Critical Evaluation of Sources Lesson 2.5

Day 1:

  1. Review the information resources linked on the Critical Evaluation of Resources worksheet, and provide a definition for each term in relation to research.
  2. Choose one of the following information sources and use a tool like this Evaluating Websites Checklist (or another resource evaluation tool recommended by your librarian) to evaluate the source:
  3. Choose one source from your Databases: Finding Research Information chart and use the Evaluating Websites Checklist to evaluate the source.
  4. Using an internet search engine of your choice, locate an article that may be useful to your research and use the checklist to evaluate the source.
  5. Reflect in your Journal: Consider the significance of critical evaluation of sources overall. Why is it valuable? Now consider your specific research topic and sources.
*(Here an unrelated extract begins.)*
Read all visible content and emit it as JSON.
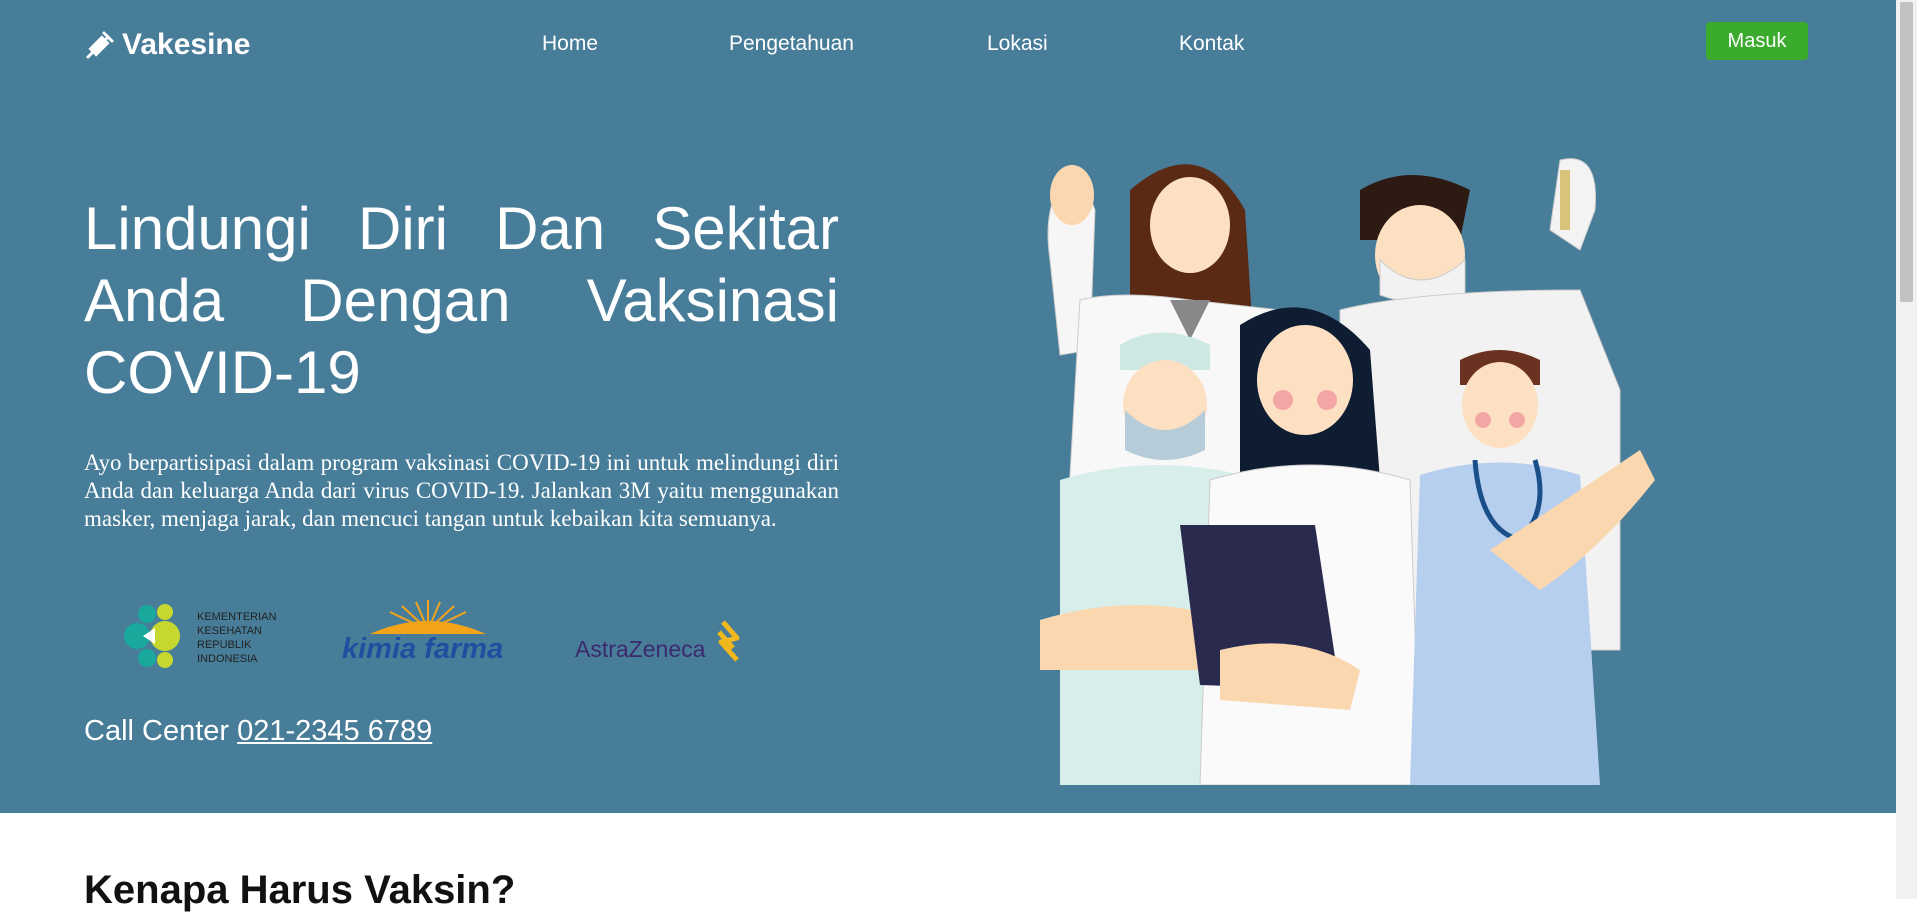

How will critical evaluation of sources impact your research?

Day 2:

  1. Sign up for an online citation tool account with EasyBib EDU. Ask your library media specialist for the coupon code.
  2. Start a Project using the appropriate style for the discipline connected to your research topic.
  3. Using the two articles from the previous activity (one from a database one from a search engine), cite the sources. Review When & How to Cite.
  4. Review the citations for accuracy. 
Primary & Secondary Sources Lesson 2.6

Use these resources to review the difference between primary and secondary sources, and complete the Recognizing Primary & Secondary Sources activity.

Annotated Bibliography Lesson 2.7

Use these resources to summarize, analyze, and reflect on the information sources you have gathered so far by writing an Annotated Bibliography:

Bing
Google